The Rat Warrens is a special mini-level, interconnecting several levels and sub-levels of the Inner Ward and Upper Dungeons. These tunnels are irregular and cramped. The smallest demi-humans, gnomes and halflings, can fit easily but larger player characters, including dwarves, must remove bulky armor. The tallest player characters, including elves, half-elves, half-orcs, and humans must crawl through the passages or travel in a bent-forward shuffling manner. Size large creatures simply will not fit. Refer to the chart on page 38 of the Player's Handbook, WEAPON TYPES, GENERAL DATA, AND “TO HIT” ADJUSTMENTS. Many standard weapons carried by adventurers will be unusable within the warrens due to space concerns.
Because of the space restrictions, medium sized characters will suffer -2 penalties to “to hit” rolls and saving throws while in the passages, but not in the rooms. Rats, even medium sized royal ratkin, are used to the warrens and suffer no such penalties, although intruding monsters encountered as wandering monsters might, at the Dungeon Master's discretion.
The tunnels are carved and chewed from the earth and stone. The floors and walls are earth or rock with occasional sandy areas present. Droppings are commonly found, as the rats and ratkin are relatively indiscriminate when it comes to relieving themselves. The passages are generally only three to four feet high. Portions ascend or descend rapidly, therefore numbers are given next to the passages on the map to indicate depth below the Ground Level. Dungeon Masters should explain to players that the tunnel suddenly ascends or descends rapidly in several places, requiring climbing up or down. In order to avoid confusion with the numbers on the map, the encounter areas are lettered instead of numbered. Room heights are given in each room description.
The Rat Warrens directly connect to the Inner Ward Ground Level, the Cellars, and the Sewers. They also connect to Levels 1 and 2 of the Upper Dungeons.
The rat warrens is the domain of brown ratkin and their servants, the giant rats. Brown ratkin are brown-furred and larger than giant rats, although most are still in the size small range. About half of normal ratkin wear clothes of some sort: a pair of trousers, a vest, a belt, or a fitted leather cap, for example. Patrol leaders and guards wear military uniforms that would not be out of place in a Napoleonic army. Guards wear blue and patrol leaders wear red. Guards generally stay in one place, and are placed to protect something. Patrols are usually composed of a uniformed brown ratkin patrol leader and several giant rats.

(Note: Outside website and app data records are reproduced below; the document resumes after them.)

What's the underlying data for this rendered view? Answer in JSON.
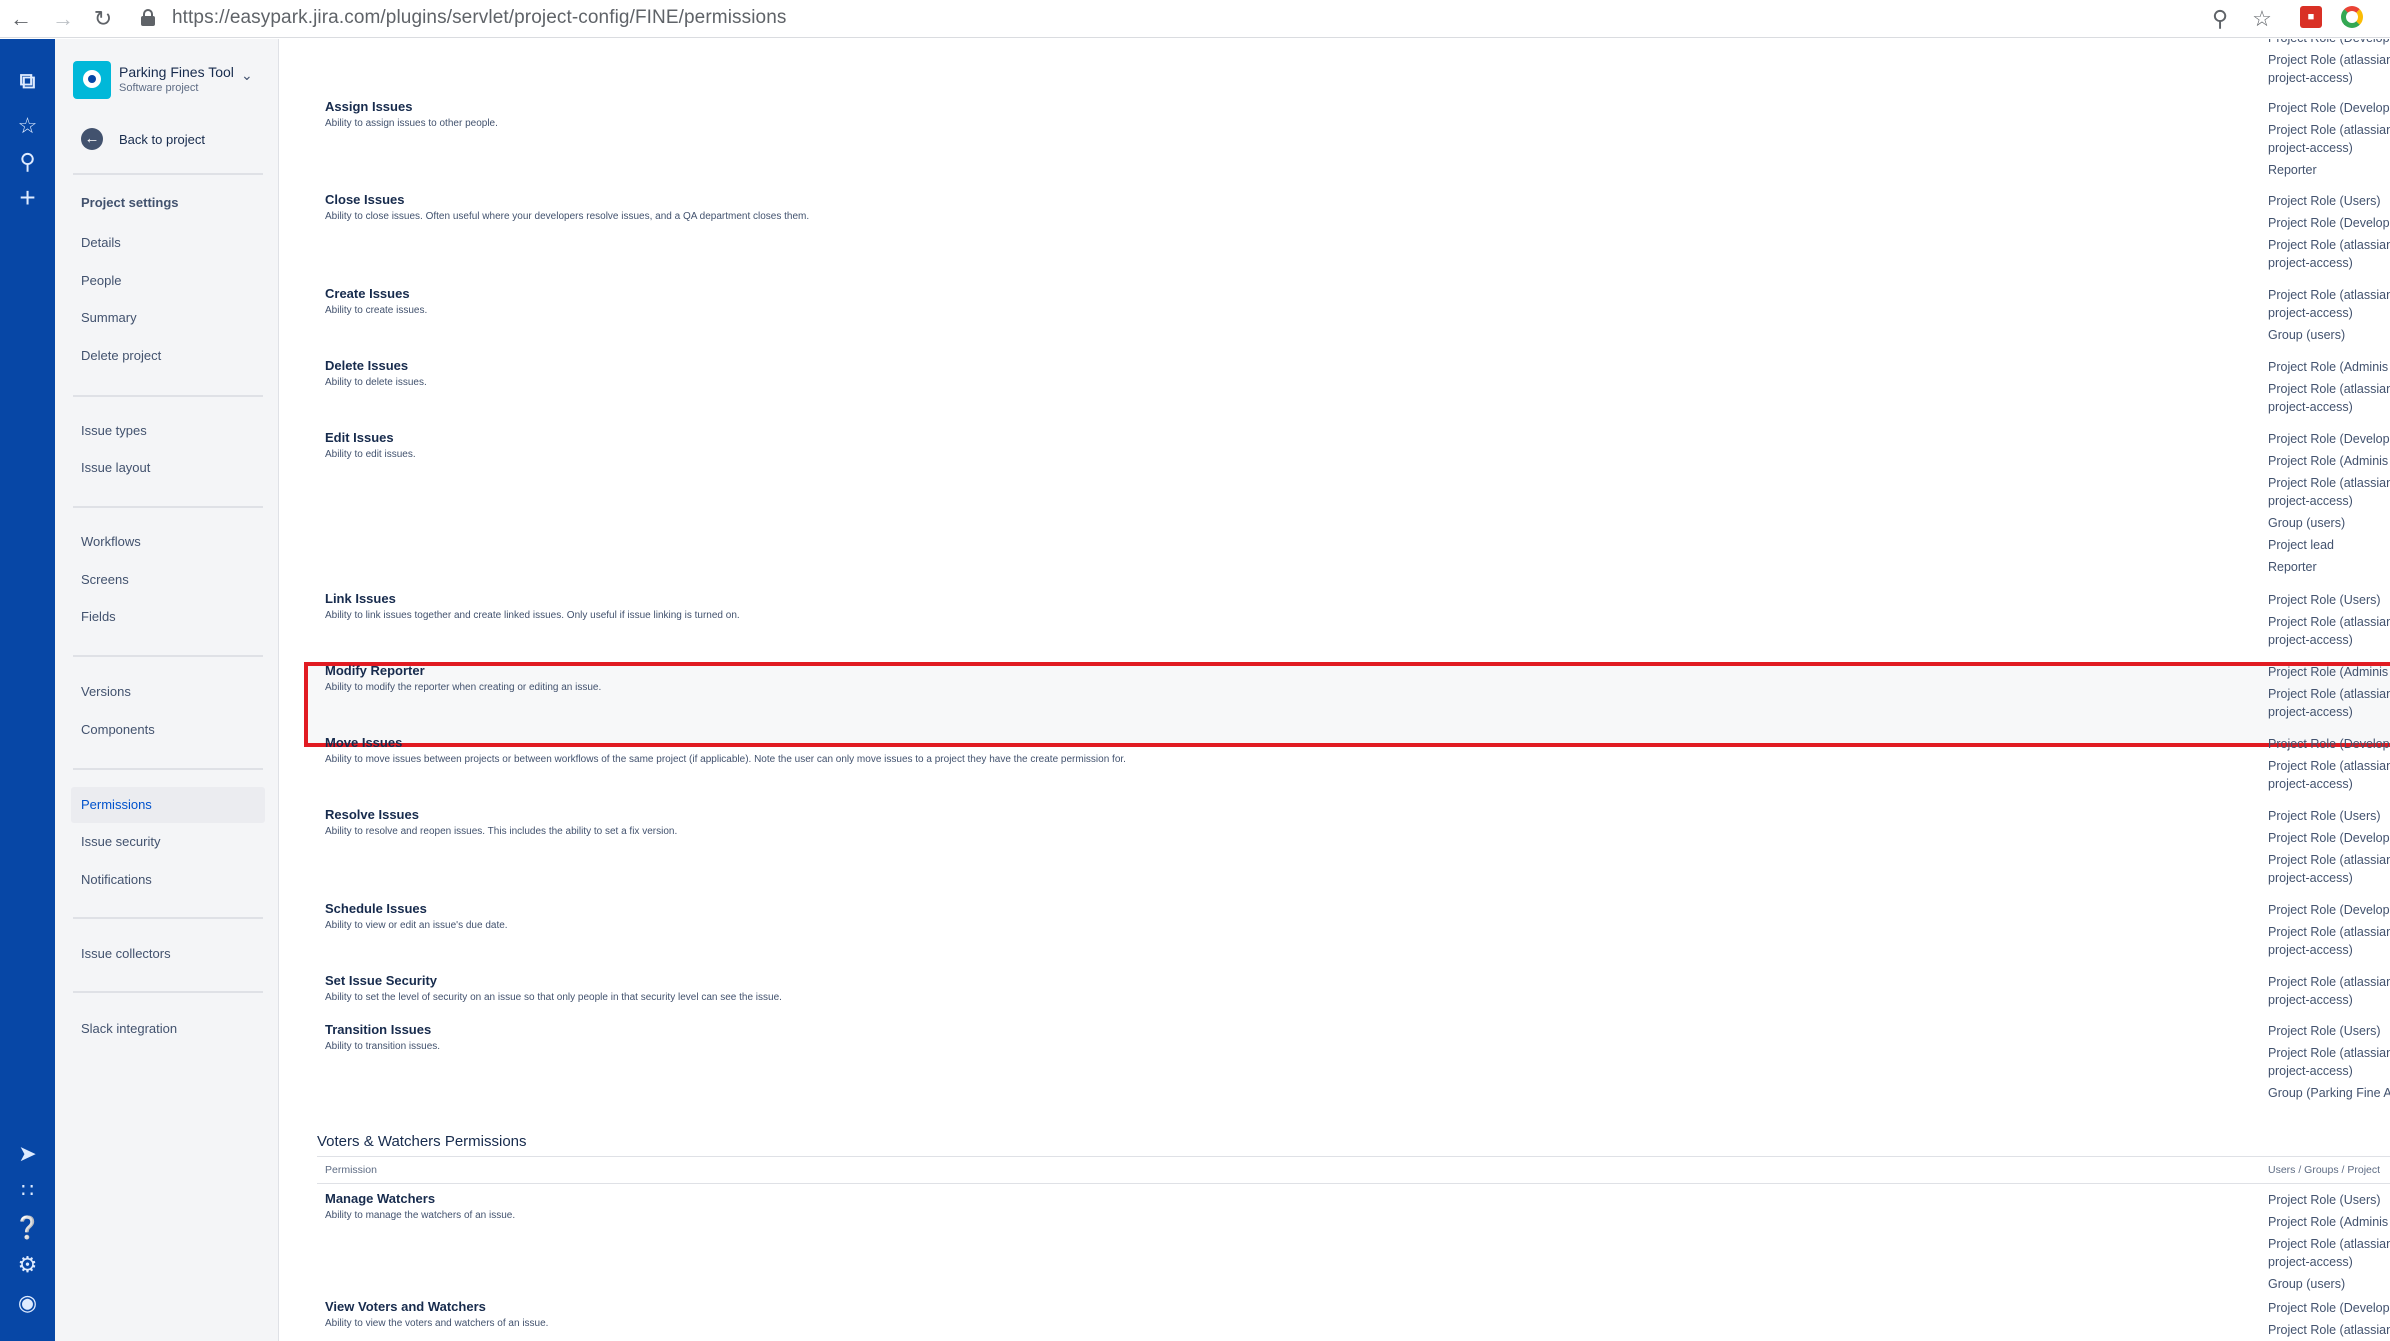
{
  "browser": {
    "url": "https://easypark.jira.com/plugins/servlet/project-config/FINE/permissions",
    "icons": [
      "back-arrow-icon",
      "forward-arrow-icon",
      "reload-icon",
      "lock-icon",
      "zoom-icon",
      "star-icon",
      "extension-icon",
      "chrome-icon"
    ]
  },
  "global_nav": {
    "icons": [
      "jira-logo-icon",
      "star-icon",
      "search-icon",
      "create-icon",
      "rocket-icon",
      "app-switcher-icon",
      "help-icon",
      "settings-icon",
      "user-avatar"
    ]
  },
  "project": {
    "name": "Parking Fines Tool",
    "type": "Software project",
    "back_label": "Back to project"
  },
  "sidebar": {
    "heading": "Project settings",
    "groups": [
      [
        "Details",
        "People",
        "Summary",
        "Delete project"
      ],
      [
        "Issue types",
        "Issue layout"
      ],
      [
        "Workflows",
        "Screens",
        "Fields"
      ],
      [
        "Versions",
        "Components"
      ],
      [
        "Permissions",
        "Issue security",
        "Notifications"
      ],
      [
        "Issue collectors"
      ],
      [
        "Slack integration"
      ]
    ],
    "active_item": "Permissions"
  },
  "top_grants": [
    "Project Role (Develop",
    "Project Role (atlassian",
    "project-access)"
  ],
  "permissions": [
    {
      "name": "Assign Issues",
      "description": "Ability to assign issues to other people.",
      "grants": [
        "Project Role (Develop",
        "Project Role (atlassian",
        "project-access)",
        "Reporter"
      ]
    },
    {
      "name": "Close Issues",
      "description": "Ability to close issues. Often useful where your developers resolve issues, and a QA department closes them.",
      "grants": [
        "Project Role (Users)",
        "Project Role (Develop",
        "Project Role (atlassian",
        "project-access)"
      ]
    },
    {
      "name": "Create Issues",
      "description": "Ability to create issues.",
      "grants": [
        "Project Role (atlassian",
        "project-access)",
        "Group (users)"
      ]
    },
    {
      "name": "Delete Issues",
      "description": "Ability to delete issues.",
      "grants": [
        "Project Role (Adminis",
        "Project Role (atlassian",
        "project-access)"
      ]
    },
    {
      "name": "Edit Issues",
      "description": "Ability to edit issues.",
      "grants": [
        "Project Role (Develop",
        "Project Role (Adminis",
        "Project Role (atlassian",
        "project-access)",
        "Group (users)",
        "Project lead",
        "Reporter"
      ]
    },
    {
      "name": "Link Issues",
      "description": "Ability to link issues together and create linked issues. Only useful if issue linking is turned on.",
      "grants": [
        "Project Role (Users)",
        "Project Role (atlassian",
        "project-access)"
      ]
    },
    {
      "name": "Modify Reporter",
      "description": "Ability to modify the reporter when creating or editing an issue.",
      "grants": [
        "Project Role (Adminis",
        "Project Role (atlassian",
        "project-access)"
      ]
    },
    {
      "name": "Move Issues",
      "description": "Ability to move issues between projects or between workflows of the same project (if applicable). Note the user can only move issues to a project they have the create permission for.",
      "grants": [
        "Project Role (Develop",
        "Project Role (atlassian",
        "project-access)"
      ]
    },
    {
      "name": "Resolve Issues",
      "description": "Ability to resolve and reopen issues. This includes the ability to set a fix version.",
      "grants": [
        "Project Role (Users)",
        "Project Role (Develop",
        "Project Role (atlassian",
        "project-access)"
      ]
    },
    {
      "name": "Schedule Issues",
      "description": "Ability to view or edit an issue's due date.",
      "grants": [
        "Project Role (Develop",
        "Project Role (atlassian",
        "project-access)"
      ]
    },
    {
      "name": "Set Issue Security",
      "description": "Ability to set the level of security on an issue so that only people in that security level can see the issue.",
      "grants": [
        "Project Role (atlassian",
        "project-access)"
      ]
    },
    {
      "name": "Transition Issues",
      "description": "Ability to transition issues.",
      "grants": [
        "Project Role (Users)",
        "Project Role (atlassian",
        "project-access)",
        "Group (Parking Fine A"
      ]
    }
  ],
  "voters_section": {
    "title": "Voters & Watchers Permissions",
    "col_permission": "Permission",
    "col_grants": "Users / Groups / Project",
    "permissions": [
      {
        "name": "Manage Watchers",
        "description": "Ability to manage the watchers of an issue.",
        "grants": [
          "Project Role (Users)",
          "Project Role (Adminis",
          "Project Role (atlassian",
          "project-access)",
          "Group (users)"
        ]
      },
      {
        "name": "View Voters and Watchers",
        "description": "Ability to view the voters and watchers of an issue.",
        "grants": [
          "Project Role (Develop",
          "Project Role (atlassian"
        ]
      }
    ]
  },
  "colors": {
    "nav_blue": "#0747a6",
    "highlight_red": "#e11b22",
    "active_link": "#0052cc"
  }
}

The royal family, especially the beastly King Trewkins, rule their rat and ratkin subjects with unquestioned power. Unquestioned, that is, except for the rebellious bastard Sarlomew (Room M) who lusts to usurp the throne for himself.
The royal family consists of the king (Room X), his rather fey queen Hilgreta (Room AA), Prince Hvool (Random Encounters Table), and Princess Fidget (Room Z). The king and prince are solidly within the low intelligence range (the king is illiterate) and it is the queen that provides most strategy for the warrens when faced with repeated incursions. She should be treated as highly intelligent, and will make reasonable adjustments to security if faced with repeated aggression. She will place extra guards at choke-points, add mechanical traps of her own devising, and inform the subjects to face enemies only when they have clear numerical superiority. She might use her contact other plane special ability to good use. The warrens have been invaded on several occasions before by ghouls, giant weasels, and worse, so she has some experience with defense.
Each of the royals is noticeably different from normal brown ratkin. For example, the princess has wings and the king has three heads.
If characters wish to negotiate with the queen, they may meet with success, especially if they have shown clear superiority in combat or magic. The king is a ball of rage and cannot be reasoned with when he is alone. The royal ratkin desire food, wealth, and safety from neighboring monsters, especially ghouls who can devastate their numbers with relatively little effort. They have little to offer, except for some information and perhaps a giant rat guide or two. As is usual, success in negotiation should depend on reaction rolls, player dialogue, and the Dungeon Master's evaluation of the encounter.